The surprising finding of the team is that even when the duplicated genes are located far apart, they seem to show highly coordinated gene activity. This happens as a result of a specific region of the two genes — called the promoter region — physically associating with each other. Like enhancers, promoters play a key role in the activation of gene expression; however, they are located near their corresponding genes.
The element bringing the two genes together is a familiar one: tethering elements.
This paper connects to the Science paper in the sense that while the former deals with the role of tethering elements in long-range enhancer-promoter interactions, the Nature paper shows that tethering elements also mediate long-range promoter-promoter associations.
“It’s fascinating that if you stretch the DNA in one cell, you can circle the Earth numerous times, but then you’re shoved within this container that is really small. So you have to push all of it together,” Levo said. “And that’s something that people realized a long time ago, but they didn't know whether cramming [the DNA] into that tiny space actually has some functional benefits.”

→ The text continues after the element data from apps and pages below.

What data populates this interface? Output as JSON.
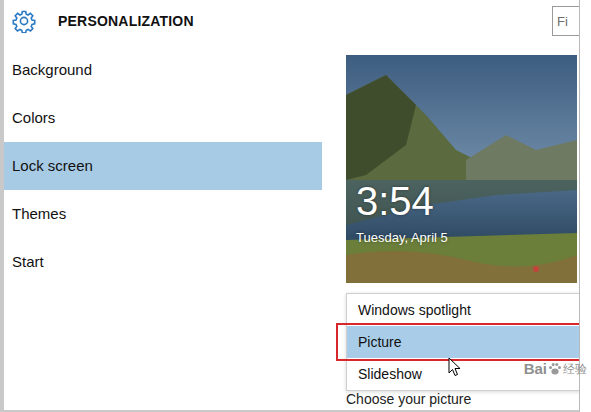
{
  "window": {
    "title": "PERSONALIZATION"
  },
  "search": {
    "placeholder": "Fi"
  },
  "sidebar": {
    "items": [
      {
        "label": "Background",
        "selected": false
      },
      {
        "label": "Colors",
        "selected": false
      },
      {
        "label": "Lock screen",
        "selected": true
      },
      {
        "label": "Themes",
        "selected": false
      },
      {
        "label": "Start",
        "selected": false
      }
    ]
  },
  "preview": {
    "time": "3:54",
    "date": "Tuesday, April 5"
  },
  "dropdown": {
    "options": [
      {
        "label": "Windows spotlight",
        "selected": false,
        "annotated": false
      },
      {
        "label": "Picture",
        "selected": true,
        "annotated": true
      },
      {
        "label": "Slideshow",
        "selected": false,
        "annotated": false
      }
    ]
  },
  "section": {
    "label": "Choose your picture"
  },
  "watermark": {
    "brand": "Bai",
    "suffix": "经验"
  }
}
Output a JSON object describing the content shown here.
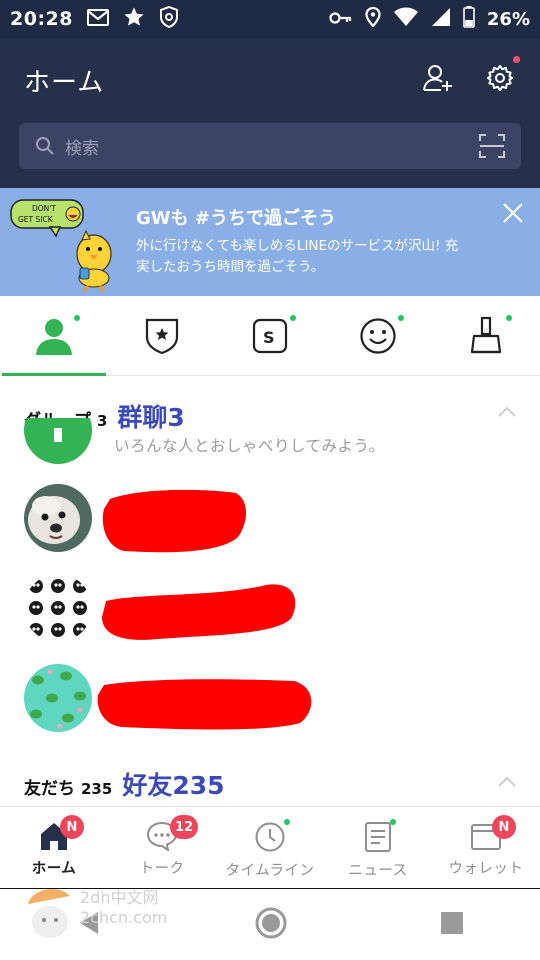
{
  "status_bar": {
    "time": "20:28",
    "battery": "26%"
  },
  "header": {
    "title": "ホーム",
    "search_placeholder": "検索"
  },
  "banner": {
    "mascot_text": "DON'T GET SICK",
    "title": "GWも #うちで過ごそう",
    "body": "外に行けなくても楽しめるLINEのサービスが沢山! 充実したおうち時間を過ごそう。"
  },
  "tabs": [
    {
      "icon": "friends-icon",
      "active": true
    },
    {
      "icon": "official-account-icon",
      "active": false
    },
    {
      "icon": "sticker-shop-icon",
      "active": false
    },
    {
      "icon": "emoji-icon",
      "active": false
    },
    {
      "icon": "theme-icon",
      "active": false
    }
  ],
  "groups": {
    "label": "グループ",
    "count": "3",
    "annotation": "群聊3",
    "hint": "いろんな人とおしゃべりしてみよう。"
  },
  "friends": {
    "label": "友だち",
    "count": "235",
    "annotation": "好友235"
  },
  "bottom_nav": [
    {
      "label": "ホーム",
      "badge": "N",
      "active": true
    },
    {
      "label": "トーク",
      "badge": "12",
      "active": false
    },
    {
      "label": "タイムライン",
      "badge": "",
      "active": false
    },
    {
      "label": "ニュース",
      "badge": "",
      "active": false
    },
    {
      "label": "ウォレット",
      "badge": "N",
      "active": false
    }
  ],
  "watermark": {
    "line1": "2dh中文网",
    "line2": "2chcn.com"
  },
  "colors": {
    "header_bg": "#27304b",
    "banner_bg": "#8aaee6",
    "accent_green": "#34b355",
    "badge_red": "#f0455a",
    "annotation_blue": "#3b4ab8",
    "redaction_red": "#ff0000"
  }
}
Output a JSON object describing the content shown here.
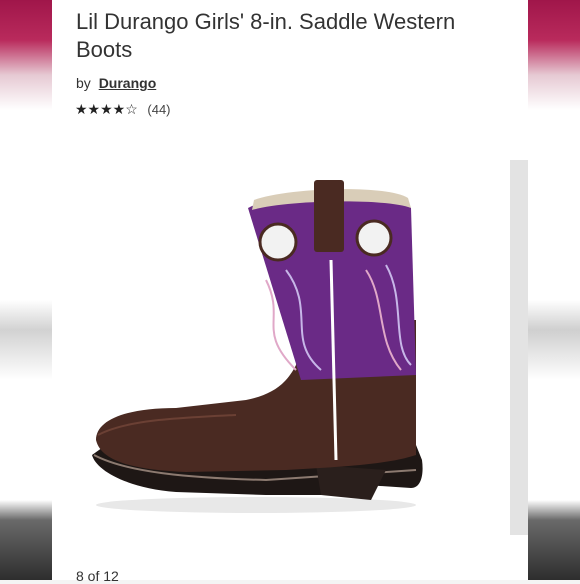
{
  "product": {
    "title": "Lil Durango Girls' 8-in. Saddle Western Boots",
    "by_label": "by",
    "brand": "Durango",
    "stars": "★★★★☆",
    "rating_value": 4,
    "review_count": "(44)"
  },
  "gallery": {
    "pager": "8 of 12",
    "image_icon": "boot-image"
  },
  "colors": {
    "shaft_purple": "#6a2a86",
    "leather_brown": "#4a2a22",
    "accent_pink": "#b92a5c"
  }
}
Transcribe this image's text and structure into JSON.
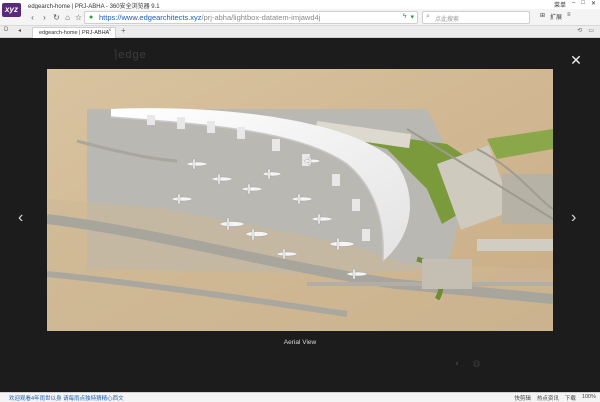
{
  "window": {
    "title": "edgearch-home | PRJ-ABHA - 360安全浏览器 9.1",
    "controls": [
      "菜单",
      "–",
      "□",
      "✕"
    ]
  },
  "toolbar": {
    "url_main": "https://www.edgearchitects.xyz",
    "url_rest": "/prj-abha/lightbox-datatem-imjawd4j",
    "search_placeholder": "点此搜索",
    "extensions_label": "扩展",
    "grid_icon_label": "⊞"
  },
  "tabs": {
    "active_label": "edgearch-home | PRJ-ABHA",
    "left_label": "D"
  },
  "page": {
    "site_logo": "⌉edge",
    "close_label": "✕",
    "prev_label": "‹",
    "next_label": "›",
    "caption": "Aerial View"
  },
  "status": {
    "left_text": "欢迎观看4年雨世以身 请每雨点独特猜精心西文",
    "right_items": [
      "快剪辑",
      "热点资讯",
      "下载",
      "100%"
    ]
  },
  "colors": {
    "page_bg": "#1c1c1c",
    "accent_url": "#1a5fb4",
    "secure_green": "#2a9a3a",
    "logo_purple": "#5a2a7a"
  }
}
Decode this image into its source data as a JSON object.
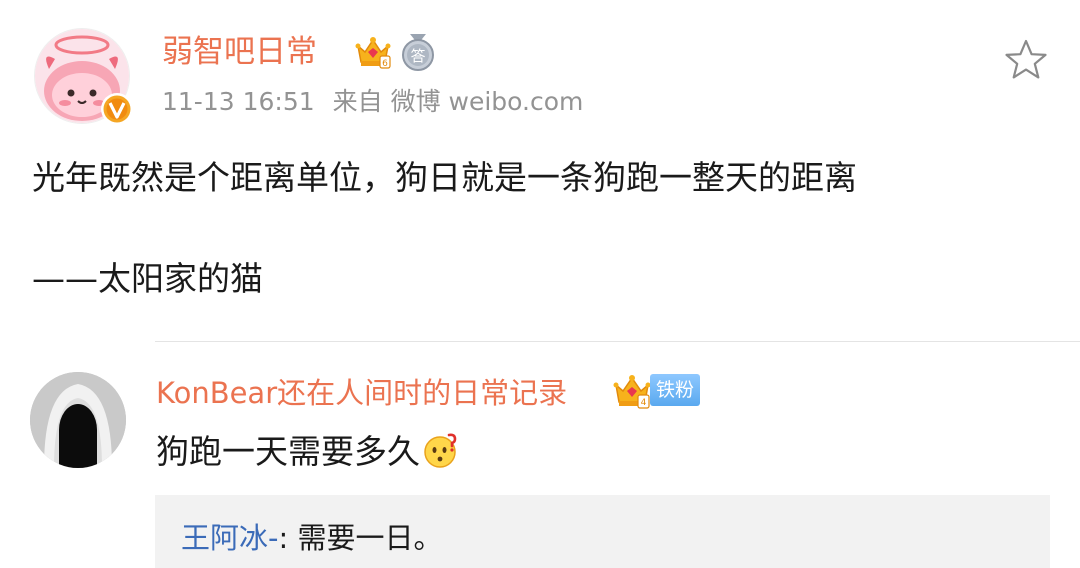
{
  "post": {
    "username": "弱智吧日常",
    "time": "11-13 16:51",
    "source": "来自 微博 weibo.com",
    "text": "光年既然是个距离单位，狗日就是一条狗跑一整天的距离",
    "signature": "——太阳家的猫",
    "badge_medal_char": "答"
  },
  "comment": {
    "username": "KonBear还在人间时的日常记录",
    "fan_badge": "铁粉",
    "text": "狗跑一天需要多久"
  },
  "reply": {
    "username": "王阿冰-",
    "separator": ": ",
    "text": "需要一日。"
  },
  "icons": {
    "star": "star-outline-icon",
    "verified": "verified-v-icon",
    "crown": "crown-badge-icon",
    "medal": "medal-badge-icon",
    "emoji": "question-face-emoji"
  },
  "colors": {
    "username": "#eb7350",
    "reply_user": "#3b6bb8",
    "meta": "#939393",
    "text": "#1a1a1a",
    "reply_bg": "#f2f2f2"
  }
}
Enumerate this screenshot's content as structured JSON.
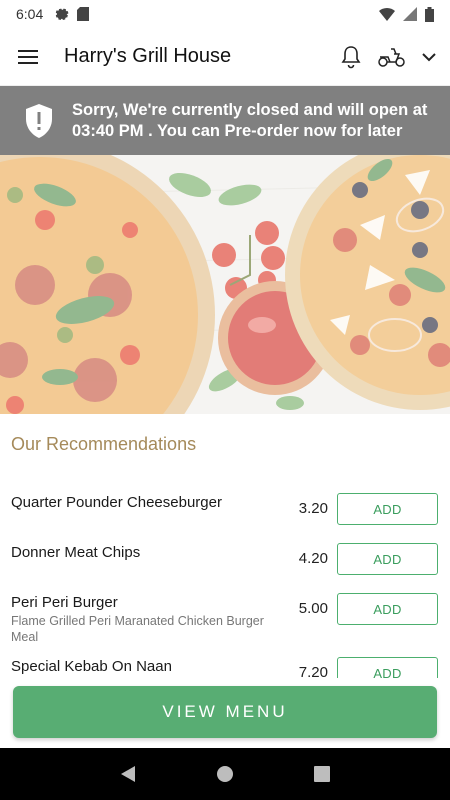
{
  "status_bar": {
    "time": "6:04",
    "icons_left": [
      "settings-icon",
      "sd-card-icon"
    ],
    "icons_right": [
      "wifi-icon",
      "signal-icon",
      "battery-icon"
    ]
  },
  "app_bar": {
    "title": "Harry's Grill House",
    "icons": [
      "menu-icon",
      "bell-icon",
      "scooter-icon",
      "chevron-down-icon"
    ]
  },
  "banner": {
    "message": "Sorry, We're currently closed and will open at 03:40 PM . You can Pre-order now for later",
    "icon": "shield-alert-icon"
  },
  "recommendations": {
    "title": "Our Recommendations",
    "add_label": "ADD",
    "items": [
      {
        "name": "Quarter Pounder Cheeseburger",
        "description": "",
        "price": "3.20"
      },
      {
        "name": "Donner Meat Chips",
        "description": "",
        "price": "4.20"
      },
      {
        "name": "Peri Peri Burger",
        "description": "Flame Grilled Peri Maranated Chicken Burger Meal",
        "price": "5.00"
      },
      {
        "name": "Special Kebab On Naan",
        "description": "",
        "price": "7.20"
      }
    ]
  },
  "view_menu_label": "VIEW MENU",
  "colors": {
    "accent_green": "#58ad73",
    "banner_gray": "#808080",
    "section_title": "#a58a5a"
  }
}
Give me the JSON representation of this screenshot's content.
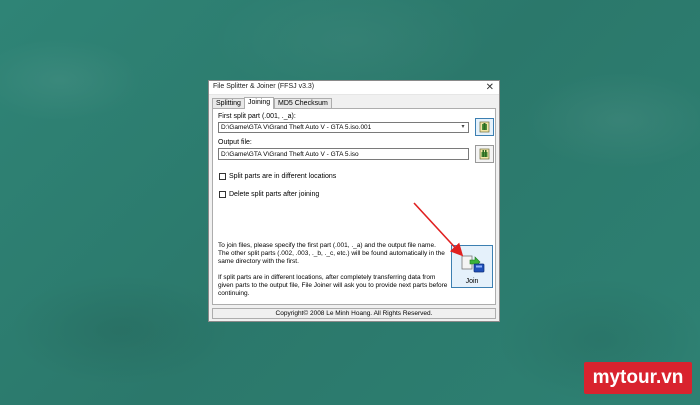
{
  "window": {
    "title": "File Splitter & Joiner (FFSJ v3.3)",
    "close_glyph": "✕"
  },
  "tabs": [
    {
      "label": "Splitting",
      "active": false
    },
    {
      "label": "Joining",
      "active": true
    },
    {
      "label": "MD5 Checksum",
      "active": false
    }
  ],
  "first_part": {
    "label": "First split part (.001, ._a):",
    "value": "D:\\Game\\GTA V\\Grand Theft Auto V - GTA 5.iso.001",
    "dropdown_glyph": "▾"
  },
  "output": {
    "label": "Output file:",
    "value": "D:\\Game\\GTA V\\Grand Theft Auto V - GTA 5.iso"
  },
  "options": {
    "different_locations": "Split parts are in different locations",
    "delete_after": "Delete split parts after joining"
  },
  "info": {
    "para1": "To join files, please specify the first part (.001, ._a) and the output file name. The other split parts (.002, .003, ._b, ._c, etc.) will be found automatically in the same directory with the first.",
    "para2": "If split parts are in different locations, after completely transferring data from given parts to the output file, File Joiner will ask you to provide next parts before continuing."
  },
  "join_button": {
    "label": "Join"
  },
  "status": {
    "text": "Copyright© 2008 Le Minh Hoang. All Rights Reserved."
  },
  "brand": {
    "text": "mytour.vn"
  },
  "colors": {
    "background": "#2e7f72",
    "accent_border": "#3c7fb1",
    "arrow": "#e02020",
    "brand": "#d9232e"
  },
  "icons": {
    "browse_first": "open-folder-icon",
    "browse_output": "save-folder-icon",
    "join": "join-files-icon"
  }
}
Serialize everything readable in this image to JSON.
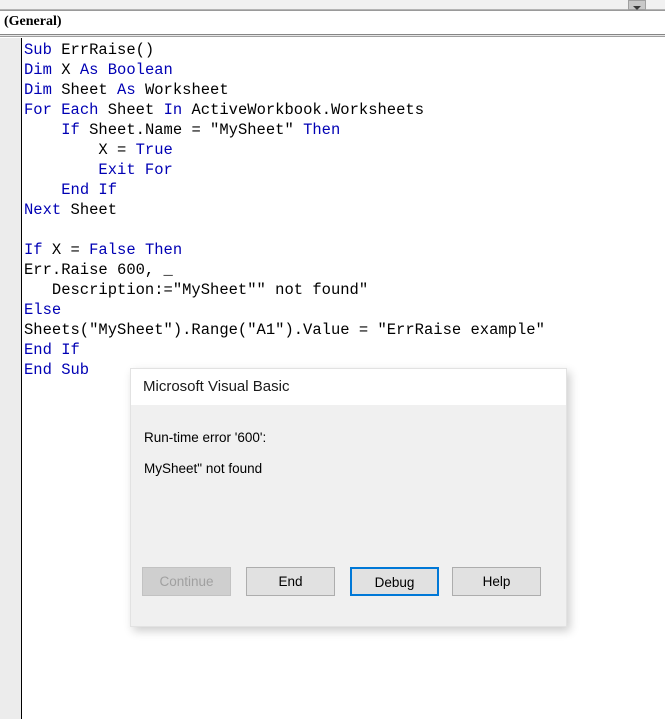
{
  "window": {
    "procedure_selector_label": "(General)",
    "dropdown_icon": "chevron-down-icon"
  },
  "editor": {
    "language": "VBA",
    "code_lines": [
      [
        {
          "t": "Sub",
          "k": true
        },
        {
          "t": " ErrRaise()",
          "k": false
        }
      ],
      [
        {
          "t": "Dim",
          "k": true
        },
        {
          "t": " X ",
          "k": false
        },
        {
          "t": "As",
          "k": true
        },
        {
          "t": " ",
          "k": false
        },
        {
          "t": "Boolean",
          "k": true
        }
      ],
      [
        {
          "t": "Dim",
          "k": true
        },
        {
          "t": " Sheet ",
          "k": false
        },
        {
          "t": "As",
          "k": true
        },
        {
          "t": " Worksheet",
          "k": false
        }
      ],
      [
        {
          "t": "For",
          "k": true
        },
        {
          "t": " ",
          "k": false
        },
        {
          "t": "Each",
          "k": true
        },
        {
          "t": " Sheet ",
          "k": false
        },
        {
          "t": "In",
          "k": true
        },
        {
          "t": " ActiveWorkbook.Worksheets",
          "k": false
        }
      ],
      [
        {
          "t": "    ",
          "k": false
        },
        {
          "t": "If",
          "k": true
        },
        {
          "t": " Sheet.Name = \"MySheet\" ",
          "k": false
        },
        {
          "t": "Then",
          "k": true
        }
      ],
      [
        {
          "t": "        X = ",
          "k": false
        },
        {
          "t": "True",
          "k": true
        }
      ],
      [
        {
          "t": "        ",
          "k": false
        },
        {
          "t": "Exit For",
          "k": true
        }
      ],
      [
        {
          "t": "    ",
          "k": false
        },
        {
          "t": "End If",
          "k": true
        }
      ],
      [
        {
          "t": "Next",
          "k": true
        },
        {
          "t": " Sheet",
          "k": false
        }
      ],
      [],
      [
        {
          "t": "If",
          "k": true
        },
        {
          "t": " X = ",
          "k": false
        },
        {
          "t": "False",
          "k": true
        },
        {
          "t": " ",
          "k": false
        },
        {
          "t": "Then",
          "k": true
        }
      ],
      [
        {
          "t": "Err.Raise 600, _",
          "k": false
        }
      ],
      [
        {
          "t": "   Description:=\"MySheet\"\" not found\"",
          "k": false
        }
      ],
      [
        {
          "t": "Else",
          "k": true
        }
      ],
      [
        {
          "t": "Sheets(\"MySheet\").Range(\"A1\").Value = \"ErrRaise example\"",
          "k": false
        }
      ],
      [
        {
          "t": "End If",
          "k": true
        }
      ],
      [
        {
          "t": "End Sub",
          "k": true
        }
      ]
    ]
  },
  "dialog": {
    "title": "Microsoft Visual Basic",
    "message_line_1": "Run-time error '600':",
    "message_line_2": "MySheet\" not found",
    "buttons": [
      {
        "label": "Continue",
        "name": "continue-button",
        "disabled": true,
        "focused": false
      },
      {
        "label": "End",
        "name": "end-button",
        "disabled": false,
        "focused": false
      },
      {
        "label": "Debug",
        "name": "debug-button",
        "disabled": false,
        "focused": true
      },
      {
        "label": "Help",
        "name": "help-button",
        "disabled": false,
        "focused": false
      }
    ],
    "focus_color": "#0078d7"
  }
}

“I think what our study did is kind of help clarify this phenomenon. Because it turns out that when you shove that entire DNA into this compact container, there are genes that now find themselves in contact. Suddenly, these genes can create a specific interaction, one on one, where they talk to one another, and one switch can now coordinate their activity,” she added.
For this work, the team started by looking at genome topology, which focuses on how different points of the DNA interact in a three-dimensional manner.
“To look at contact frequencies between two molecules of the DNA, we used an assay called the Micro-C assay,” Raimundo said. “By the end, basically, we have this beautiful map of the genome.”
Among the focal contracts, points where two parts of the DNA come in contact with each other, the researchers noticed that a high percentage corresponds to promoter-promoter connectivity.
Raimundo’s “beautiful map” enabled the researchers to identify 56 instances of long-range promoter-promoter interaction during the Drosophila development over the span of one hour. The team ultimately discovered that by allowing multiple genes to be regulated using a shared enhancer, tethering elements allow the co-expression of related genes during development.
“The coolest thing I think is that not only can you see [the genes] coming together, but you can see them being turned on together,” Raimundo said. “We see that these genes … are kind of dancing together in the genome, being turned on and off, on and off, a little bit like an opera.”
Levine reflected on the significance of these two projects being done at Princeton.
“You know, Princeton is a fabulous place to study genome organization and gene function. We have tremendous depth in this area of research,” Levine said. “I'm very excited that this research on tethering elements came together here. I just feel like it's kind of cool that we're contributing this research to this landscape of excellence in this area.”
Mahya Fazel-Zarandi is a staff writer for the ‘Prince.’ She can be reached by email at email@example.com or on Twitter @MahyaFazel.